A draft of the guidelines to be issued by Donald Tusk, President of the European Council, seen by the Financial Times, suggests that the European Council will play down the possibility of a hybrid Brexit model in which the UK sits outside the single market but retains access to financial services passport rights. This contrasts with comments made by the UK Prime Minister on Friday and over the weekend. Might this mean that we are edging a little closer to a clearer understanding of the parties' starting negotiating positions, at least in a financial services context?
That may depend on the follow-up to these pronouncements and whether they are subsequently reflected in further statements and more detailed written materials. Arguably, Mrs May and Mr Tusk are doing little more than reiterating what may always have been the UK's aspirations (in the case of Mrs May) and the EU's clear stance on the indivisibility of single market freedoms (in the case of Mr Tusk). However, the references to financial services are, perhaps, getting a little more intense and a little more frequent.

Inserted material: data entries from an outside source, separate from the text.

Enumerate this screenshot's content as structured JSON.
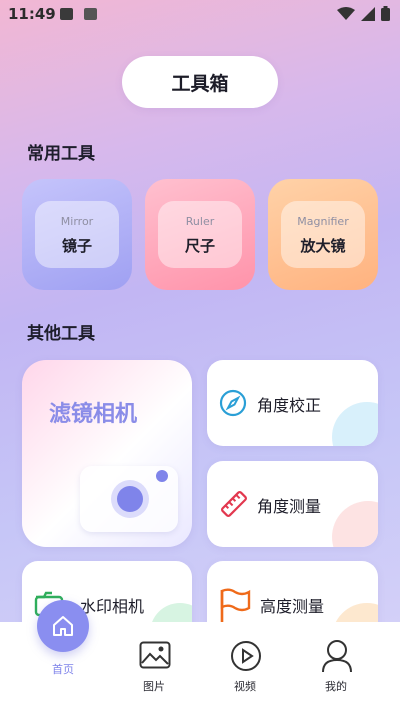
{
  "status_bar": {
    "time": "11:49"
  },
  "header": {
    "title": "工具箱"
  },
  "sections": {
    "common": "常用工具",
    "other": "其他工具"
  },
  "common_tools": [
    {
      "en": "Mirror",
      "zh": "镜子",
      "color": "#a8a8f5"
    },
    {
      "en": "Ruler",
      "zh": "尺子",
      "color": "#ff9fb6"
    },
    {
      "en": "Magnifier",
      "zh": "放大镜",
      "color": "#ffbf8f"
    }
  ],
  "other_tools": {
    "filter_camera": "滤镜相机",
    "angle_correct": "角度校正",
    "angle_measure": "角度测量",
    "watermark_camera": "水印相机",
    "height_measure": "高度测量"
  },
  "tabbar": {
    "home": "首页",
    "pictures": "图片",
    "video": "视频",
    "mine": "我的"
  },
  "colors": {
    "accent": "#8a8ef0"
  }
}
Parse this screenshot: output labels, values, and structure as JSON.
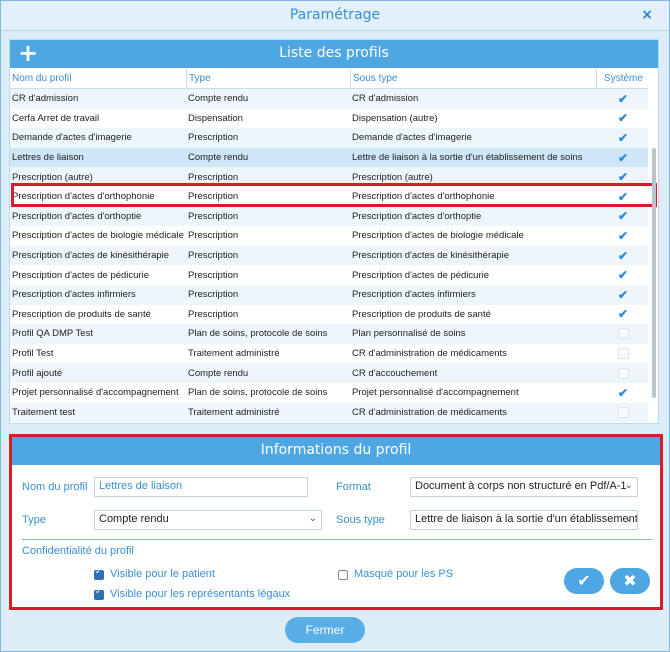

If the financial services regulatory Brexit battle lines have not quite yet been painted, we might nevertheless be witnessing their first sketch in outline.
“Financial services aren’t goods,” he will say, according to a draft seen by the Financial Times. “They cannot be traded and supervised in the same way.” He will add: “Once a country decides to leave there are consequences: you simply can’t be ‘in’ and ‘out’ at the same time.”